2.28" Rain at MSP Since Midnight and Counting: Flash Flood Warnings Today
June 19, 2014 — 8:19am
Flash Flood Warning. Another wave of heavy T-storms is pushing into the Twin Cities, where over 2" of rain has already fallen since midnight - more heavy rain is imminent, and flooding of streets, streams and poor drainage areas is likely, especially south metro to Mankato and Red Wing, where recent flooding has been extensive. Details on the Flash Flood Warning:
BULLETIN - EAS ACTIVATION REQUESTED FLASH FLOOD WARNING NATIONAL WEATHER SERVICE TWIN CITIES/CHANHASSEN MN 706 AM CDT THU JUN 19 2014
THE NATIONAL WEATHER SERVICE IN THE TWIN CITIES HAS ISSUED A
* FLASH FLOOD WARNING FOR... SOUTH CENTRAL HENNEPIN COUNTY IN EAST CENTRAL MINNESOTA...
* UNTIL 100 PM CDT
* AT 702 AM CDT...THUNDERSTORMS WITH VERY HEAVY RAINFALL ACROSS THE WARNED AREA. 2 TO 4 INCHES OF RAIN HAS FALLEN OVER MINNEHAHA CREEK AND HAS CAUSED WATER LEVELS TO RISE QUICKLY.
* RUNOFF FROM THIS EXCESSIVE RAINFALL WILL CAUSE FLASH FLOODING TO OCCUR. SOME LOCATIONS THAT WILL EXPERIENCE FLOODING INCLUDE... EDINA...MINNETONKA AND SOUTH MINNEAPOLIS.
EXCESSIVE RUNOFF FROM HEAVY RAINFALL WILL CAUSE FLOODING OF SMALL CREEKS AND STREAMS...URBAN AREAS...HIGHWAYS...STREETS AND UNDERPASSES AS WELL AS OTHER DRAINAGE AREAS AND LOW LYING SPOTS.
FLOOD WATERS ARE MOVING DOWN MINNEHAHA CREEK FROM LAKE MINNETONKA TO THE MISSISSIPPI RIVER.
Paul Douglas is a nationally respected meteorologist with 35 years of television and radio experience.
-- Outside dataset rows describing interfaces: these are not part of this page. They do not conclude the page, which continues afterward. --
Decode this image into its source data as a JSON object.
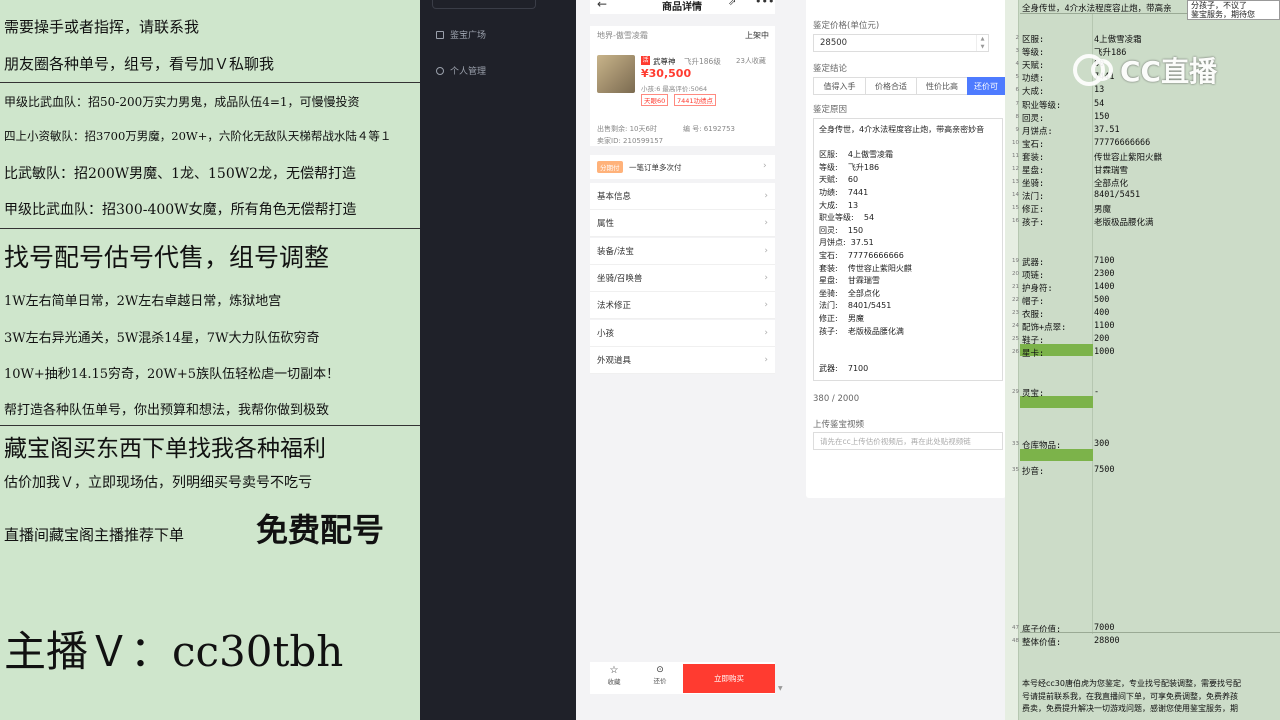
{
  "promo": {
    "lines": [
      "需要操手或者指挥，请联系我",
      "朋友圈各种单号，组号，看号加Ｖ私聊我",
      "甲级比武血队：招50-200万实力男鬼，成品队伍4=1，可慢慢投资",
      "四上小资敏队：招3700万男魔，20W+，六阶化无敌队天梯帮战水陆４等１",
      "比武敏队：招200W男魔、1龙、150W2龙，无偿帮打造",
      "甲级比武血队：招300-400W女魔，所有角色无偿帮打造",
      "找号配号估号代售，组号调整",
      "1W左右简单日常，2W左右卓越日常，炼狱地宫",
      "3W左右异光通关，5W混杀14星，7W大力队伍砍穷奇",
      "10W+抽秒14.15穷奇，20W+5族队伍轻松虐一切副本！",
      "帮打造各种队伍单号，你出预算和想法，我帮你做到极致",
      "藏宝阁买东西下单找我各种福利",
      "估价加我Ｖ，立即现场估，列明细买号卖号不吃亏",
      "直播间藏宝阁主播推荐下单",
      "免费配号",
      "主播Ｖ：cc30tbh"
    ]
  },
  "sidebar": {
    "items": [
      {
        "label": "鉴宝广场",
        "icon": "plaza-icon"
      },
      {
        "label": "个人管理",
        "icon": "user-icon"
      }
    ]
  },
  "phone": {
    "title": "商品详情",
    "server_line": "地界-傲雪凌霜",
    "status": "上架中",
    "game_badge": "活",
    "item_name": "武尊神",
    "item_level": "飞升186级",
    "favorites": "23人收藏",
    "price": "¥30,500",
    "meta": "小孩:6 最高评价:5064",
    "tag1": "天眼60",
    "tag2": "7441功绩点",
    "listed": "出售剩余: 10天6时",
    "id_label": "编 号: 6192753",
    "seller": "卖家ID: 210599157",
    "promo_badge": "分期付",
    "promo_text": "一笔订单多次付",
    "menu": [
      "基本信息",
      "属性",
      "装备/法宝",
      "坐骑/召唤兽",
      "法术修正",
      "小孩",
      "外观道具"
    ],
    "bottom": {
      "fav": "收藏",
      "bargain": "还价",
      "buy": "立即购买"
    }
  },
  "form": {
    "price_label": "鉴定价格(单位元)",
    "price_value": "28500",
    "conclusion_label": "鉴定结论",
    "tabs": [
      "值得入手",
      "价格合适",
      "性价比高",
      "还价可"
    ],
    "reason_label": "鉴定原因",
    "reason_lines": [
      "全身传世，4介水法程度容止炮，带高亲密妙音",
      "",
      "区服:    4上傲雪凌霜",
      "等级:    飞升186",
      "天赋:    60",
      "功绩:    7441",
      "大成:    13",
      "职业等级:    54",
      "回灵:    150",
      "月饼点:  37.51",
      "宝石:    77776666666",
      "套装:    传世容止紫阳火麒",
      "星盘:    甘霖瑞雪",
      "坐骑:    全部点化",
      "法门:    8401/5451",
      "修正:    男魔",
      "孩子:    老版极品腰化满",
      "",
      "",
      "武器:    7100"
    ],
    "counter": "380 / 2000",
    "video_label": "上传鉴宝视频",
    "video_placeholder": "请先在cc上传估价视频后，再在此处贴视频链"
  },
  "sheet": {
    "header": "全身传世，4介水法程度容止炮，带高亲",
    "notice_lines": [
      "分孩子，不议了",
      "鉴宝服务，期待您"
    ],
    "rows": [
      {
        "n": "2",
        "k": "区服:",
        "v": "4上傲雪凌霜"
      },
      {
        "n": "3",
        "k": "等级:",
        "v": "飞升186"
      },
      {
        "n": "4",
        "k": "天赋:",
        "v": "60"
      },
      {
        "n": "5",
        "k": "功绩:",
        "v": "7441"
      },
      {
        "n": "6",
        "k": "大成:",
        "v": "13"
      },
      {
        "n": "7",
        "k": "职业等级:",
        "v": "54"
      },
      {
        "n": "8",
        "k": "回灵:",
        "v": "150"
      },
      {
        "n": "9",
        "k": "月饼点:",
        "v": "37.51"
      },
      {
        "n": "10",
        "k": "宝石:",
        "v": "77776666666"
      },
      {
        "n": "11",
        "k": "套装:",
        "v": "传世容止紫阳火麒"
      },
      {
        "n": "12",
        "k": "星盘:",
        "v": "甘霖瑞雪"
      },
      {
        "n": "13",
        "k": "坐骑:",
        "v": "全部点化"
      },
      {
        "n": "14",
        "k": "法门:",
        "v": "8401/5451"
      },
      {
        "n": "15",
        "k": "修正:",
        "v": "男魔"
      },
      {
        "n": "16",
        "k": "孩子:",
        "v": "老版极品腰化满"
      },
      {
        "n": "19",
        "k": "武器:",
        "v": "7100"
      },
      {
        "n": "20",
        "k": "项链:",
        "v": "2300"
      },
      {
        "n": "21",
        "k": "护身符:",
        "v": "1400"
      },
      {
        "n": "22",
        "k": "帽子:",
        "v": "500"
      },
      {
        "n": "23",
        "k": "衣服:",
        "v": "400"
      },
      {
        "n": "24",
        "k": "配饰+点翠:",
        "v": "1100"
      },
      {
        "n": "25",
        "k": "鞋子:",
        "v": "200"
      },
      {
        "n": "26",
        "k": "星卡:",
        "v": "1000"
      },
      {
        "n": "29",
        "k": "灵宝:",
        "v": "-"
      },
      {
        "n": "33",
        "k": "仓库物品:",
        "v": "300"
      },
      {
        "n": "35",
        "k": "抄音:",
        "v": "7500"
      },
      {
        "n": "47",
        "k": "底子价值:",
        "v": "7000"
      },
      {
        "n": "48",
        "k": "整体价值:",
        "v": "28800"
      }
    ],
    "footer_lines": [
      "本号经cc30唐伯虎为您鉴定，专业找号配装调整，需要找号配",
      "号请提前联系我，在我直播间下单，可享免费调整，免费养孩",
      "费卖，免费提升解决一切游戏问题，感谢您使用鉴宝服务，期"
    ]
  },
  "watermark": "CC直播",
  "colors": {
    "accent": "#ff3b30",
    "blue": "#4e7bff",
    "sheet_hl": "#7cb34a",
    "sidebar": "#1f2129"
  }
}
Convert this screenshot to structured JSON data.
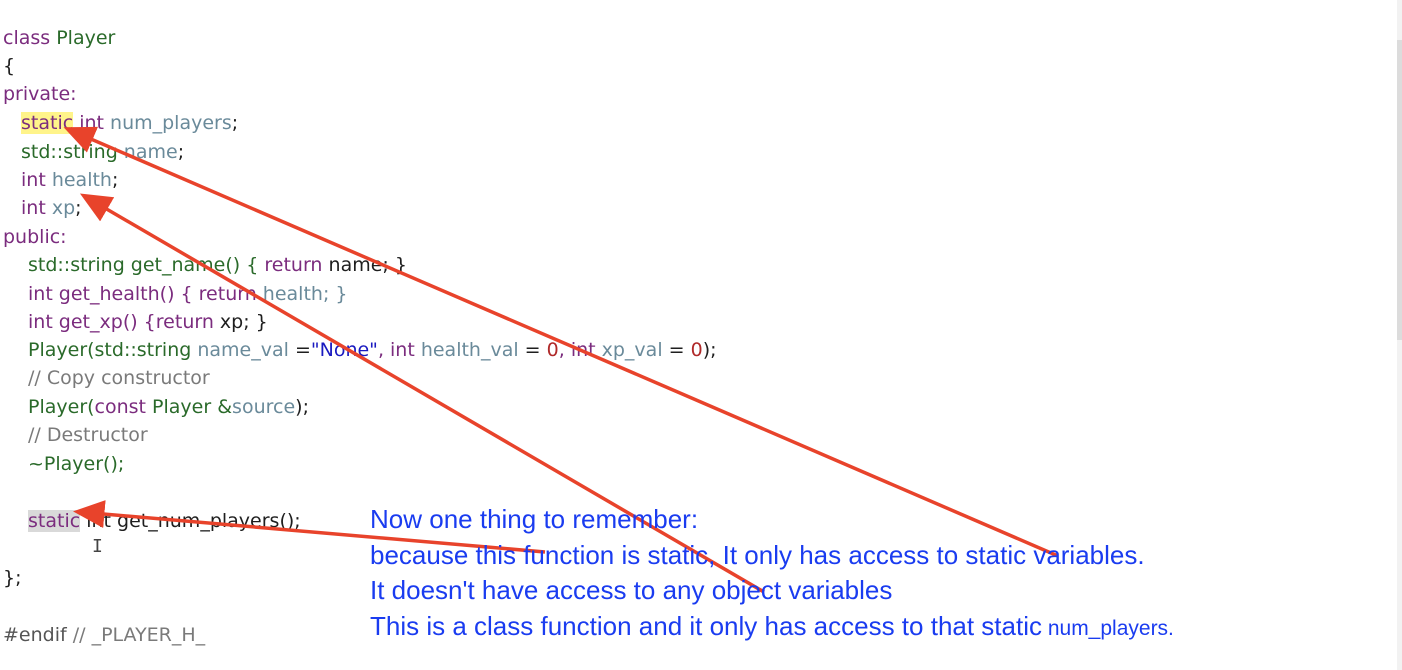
{
  "code": {
    "l1_kw": "class",
    "l1_name": " Player",
    "l2": "{",
    "l3": "private:",
    "l4_static": "static",
    "l4_type": " int",
    "l4_var": " num_players",
    "l4_end": ";",
    "l5_type": "std::string",
    "l5_var": " name",
    "l5_end": ";",
    "l6_type": "int",
    "l6_var": " health",
    "l6_end": ";",
    "l7_type": "int",
    "l7_var": " xp",
    "l7_end": ";",
    "l8": "public:",
    "l9_a": "std::string get_name() { ",
    "l9_kw": "return",
    "l9_b": " name; }",
    "l10_a": "int get_health() { ",
    "l10_kw": "return",
    "l10_b": " health; }",
    "l11_a": "int get_xp() {",
    "l11_kw": "return",
    "l11_b": " xp; }",
    "l12_a": "Player(std::string ",
    "l12_v1": "name_val",
    "l12_b": " =",
    "l12_s": "\"None\"",
    "l12_c": ", int ",
    "l12_v2": "health_val",
    "l12_d": " = ",
    "l12_n1": "0",
    "l12_e": ", int ",
    "l12_v3": "xp_val",
    "l12_f": " = ",
    "l12_n2": "0",
    "l12_g": ");",
    "l13": "// Copy constructor",
    "l14_a": "Player(",
    "l14_kw": "const",
    "l14_b": " Player &",
    "l14_v": "source",
    "l14_c": ");",
    "l15": "// Destructor",
    "l16": "~Player();",
    "l18_static": "static",
    "l18_rest": " int get_num_players();",
    "l19_cursor": "I",
    "l20": "};",
    "l22_pp": "#endif",
    "l22_cmt": " // _PLAYER_H_"
  },
  "annotation": {
    "line1": "Now one thing to remember:",
    "line2": "because this function is static, It only has access to static variables.",
    "line3": "It doesn't have access to any object variables",
    "line4_main": "This is a class function and it only has access to that static",
    "line4_small": " num_players."
  },
  "colors": {
    "arrow": "#e8432b",
    "annotation_text": "#1a3cf0",
    "highlight_static": "#fff48a"
  }
}
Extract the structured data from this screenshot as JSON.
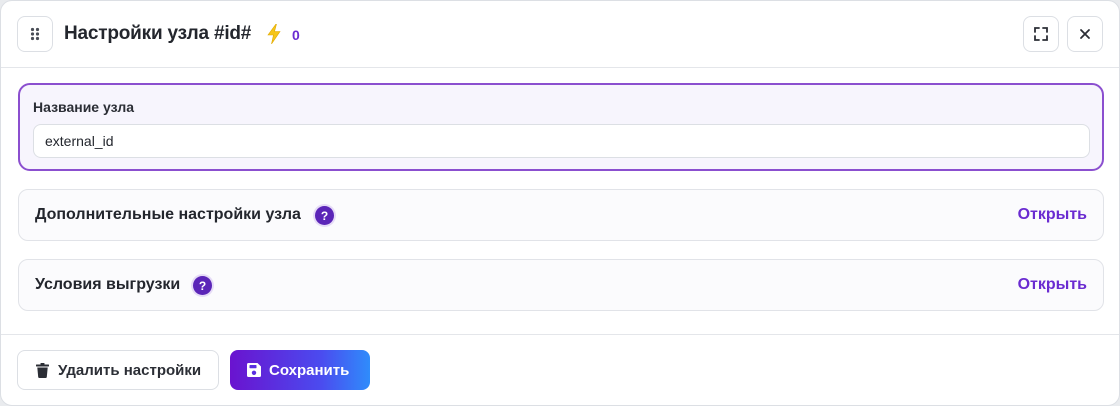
{
  "header": {
    "title": "Настройки узла #id#",
    "count": "0",
    "drag_icon": "grip-dots-icon",
    "bolt_icon": "lightning-bolt-icon",
    "expand_icon": "expand-icon",
    "close_icon": "close-icon"
  },
  "name_field": {
    "label": "Название узла",
    "value": "external_id"
  },
  "sections": [
    {
      "title": "Дополнительные настройки узла",
      "help": "?",
      "action": "Открыть"
    },
    {
      "title": "Условия выгрузки",
      "help": "?",
      "action": "Открыть"
    }
  ],
  "footer": {
    "delete_label": "Удалить настройки",
    "save_label": "Сохранить",
    "delete_icon": "trash-icon",
    "save_icon": "floppy-disk-icon"
  },
  "colors": {
    "accent": "#6a2bd1",
    "help_badge": "#5b25b8",
    "active_border": "#8b4fcf",
    "save_gradient_start": "#6a13cf",
    "save_gradient_end": "#2f8cfb",
    "bolt": "#f5c518"
  }
}
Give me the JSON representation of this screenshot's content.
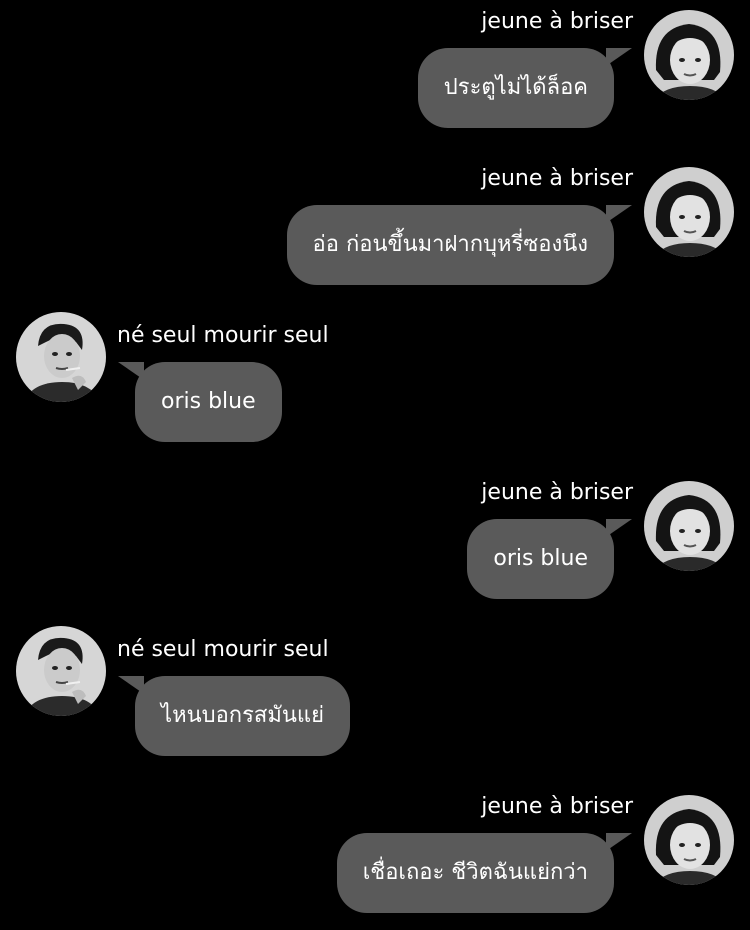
{
  "messages": [
    {
      "side": "right",
      "sender": "jeune à briser",
      "text": "ประตูไม่ได้ล็อค"
    },
    {
      "side": "right",
      "sender": "jeune à briser",
      "text": "อ่อ ก่อนขึ้นมาฝากบุหรี่ซองนึง"
    },
    {
      "side": "left",
      "sender": "né seul mourir seul",
      "text": "oris blue"
    },
    {
      "side": "right",
      "sender": "jeune à briser",
      "text": "oris blue"
    },
    {
      "side": "left",
      "sender": "né seul mourir seul",
      "text": "ไหนบอกรสมันแย่"
    },
    {
      "side": "right",
      "sender": "jeune à briser",
      "text": "เชื่อเถอะ ชีวิตฉันแย่กว่า"
    }
  ],
  "colors": {
    "background": "#000000",
    "bubble": "#5a5a5a",
    "text": "#ffffff"
  },
  "icons": {
    "right_avatar": "woman-bw-portrait-avatar",
    "left_avatar": "man-smoking-bw-portrait-avatar"
  }
}
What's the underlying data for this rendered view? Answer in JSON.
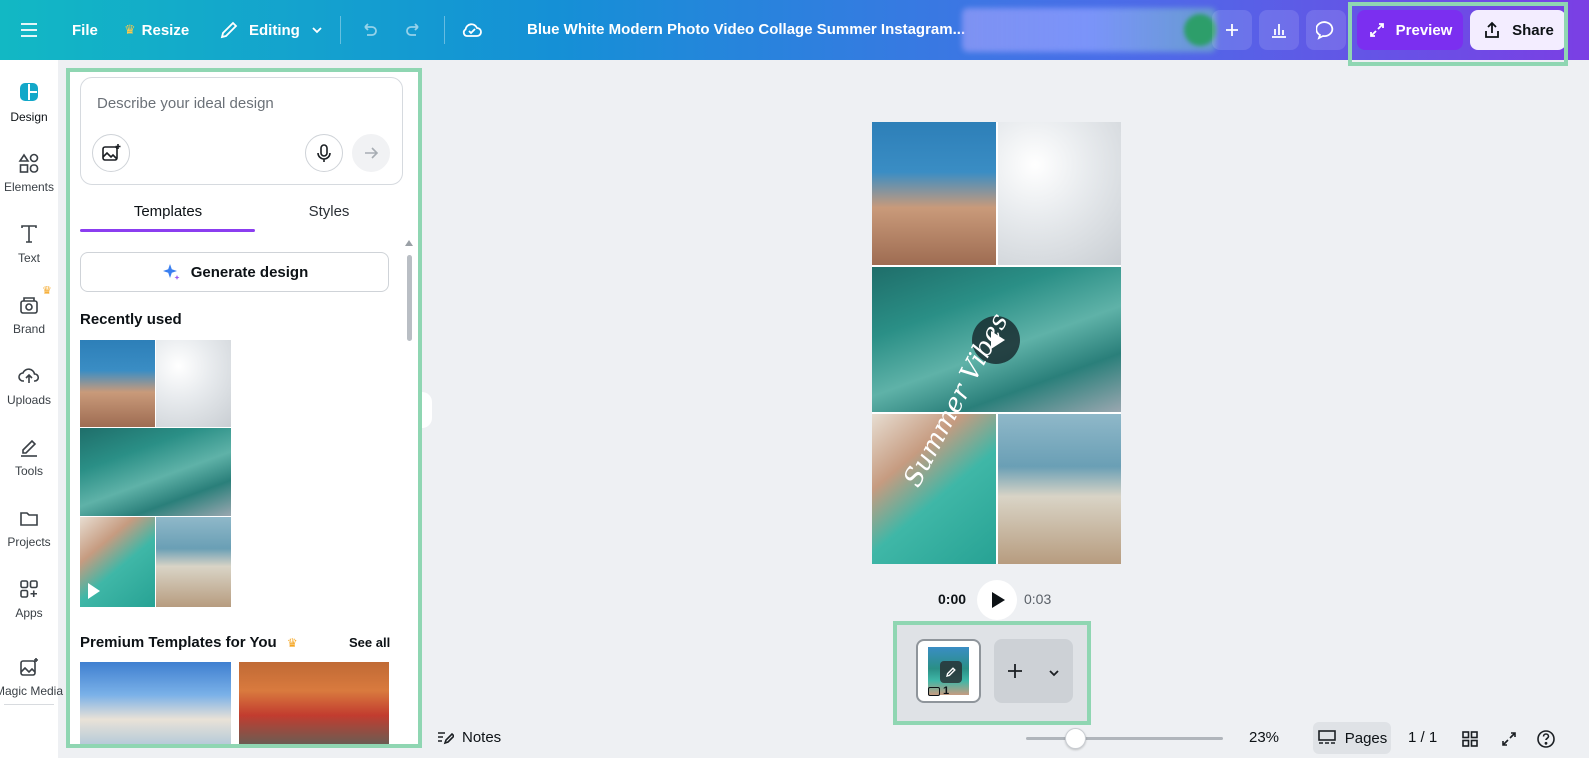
{
  "topbar": {
    "menu_icon": "hamburger-icon",
    "file_label": "File",
    "resize_label": "Resize",
    "editing_label": "Editing",
    "title": "Blue White Modern Photo Video Collage Summer Instagram...",
    "preview_label": "Preview",
    "share_label": "Share"
  },
  "rail": {
    "items": [
      {
        "label": "Design",
        "icon": "design-icon"
      },
      {
        "label": "Elements",
        "icon": "elements-icon"
      },
      {
        "label": "Text",
        "icon": "text-icon"
      },
      {
        "label": "Brand",
        "icon": "brand-icon"
      },
      {
        "label": "Uploads",
        "icon": "upload-cloud-icon"
      },
      {
        "label": "Tools",
        "icon": "tools-icon"
      },
      {
        "label": "Projects",
        "icon": "folder-icon"
      },
      {
        "label": "Apps",
        "icon": "apps-icon"
      },
      {
        "label": "Magic Media",
        "icon": "magic-media-icon"
      }
    ]
  },
  "panel": {
    "prompt_placeholder": "Describe your ideal design",
    "tabs": [
      {
        "label": "Templates",
        "active": true
      },
      {
        "label": "Styles",
        "active": false
      }
    ],
    "generate_label": "Generate design",
    "recently_used_title": "Recently used",
    "premium_title": "Premium Templates for You",
    "see_all_label": "See all"
  },
  "canvas": {
    "script_text": "Summer Vibes"
  },
  "player": {
    "current_time": "0:00",
    "duration": "0:03"
  },
  "pages_strip": {
    "page_number": "1"
  },
  "bottombar": {
    "notes_label": "Notes",
    "zoom": "23%",
    "zoom_fraction": 0.23,
    "pages_label": "Pages",
    "page_count": "1 / 1"
  },
  "colors": {
    "accent_purple": "#7b2ff0",
    "highlight_green": "#8fd6b2",
    "gradient_start": "#12b8c4",
    "gradient_end": "#7b3fe4"
  }
}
A serial entrepreneur, Douglas is Senior Meteorologist and Founder of Media Logic Group. Douglas and a team of meteorologists, engineers and developers provide weather services for various media at Broadcast Weather, high-tech alerting and briefing services for companies via Alerts Broadcaster and weather data, apps and API’s from Aeris Weather. His speaking engagements take him around the Midwest with a message of continuous experimentation and reinvention, no matter what business you’re in. He is the public face of “SAVE”, Suicide Awareness, Voices of Education, based in Bloomington. Send Paul a question.
Remind me not to complain about the weather anytime soon. Parts of California have seen so much snow they called out the National Guard to help. More tornadoes will skip across the Mid South later today, while interior New England braces for over a foot of slushy snow Friday into Saturday. Minnesota? Mostly 50s, no big storms, nothing severe in sight. Whew...
Tuesday wasn't hard to take with blue sky and 60s, a dazzling preview of coming attractions. Our weather sours today as clouds thicken; a few showers possibly by tonight, but most of the action sails off to our south again. With tornadoes and hail buffeting the south and a possibly (significant) snowstorm brewing from Michigan to New England by late week I'm counting my weather blessings more than usual these days.
When the sun comes out and stays out most of the day actual temperatures tend to be warmer than model predictions. Once again today we should enjoy enough blue sky for highs near 60 F, well above average for late March. Speaking of sunshine the solution to climate change is shining down on us, a clean energy revolution now well underway. Today's blog focuses on one county where they're putting their money where their convictions are, a county that voted for Donald Trump, but very much believes in clean, renewable, American energy. Yesterday's talk in Lindstrom renewed by sense of optimism that we are going to figure this out, and clean air, water and land should absolutely be a bipartisan goal. Our kids deserve nothing less.
If you liked yesterday you'll love today and adore tomorrow. Our weekend weather was an acquired taste, but at least it didn't snow - or tornado. The pattern is ripe for more severe storm outbreaks over the southern half of the USA but big storms track south of Minnesota. Temperatures slowly mellow into next week; highs mostly in the 50s.
We stare out the window at a smear of stratus clouds Sunday, some thick enough to leak drizzle and light rain showers. Temperatures mellow later this week with a streak of 50s and relatively dry, quiet weather into next weekend as significant storms sail south of Minnesota. Check the blog for more details. -Todd Nelson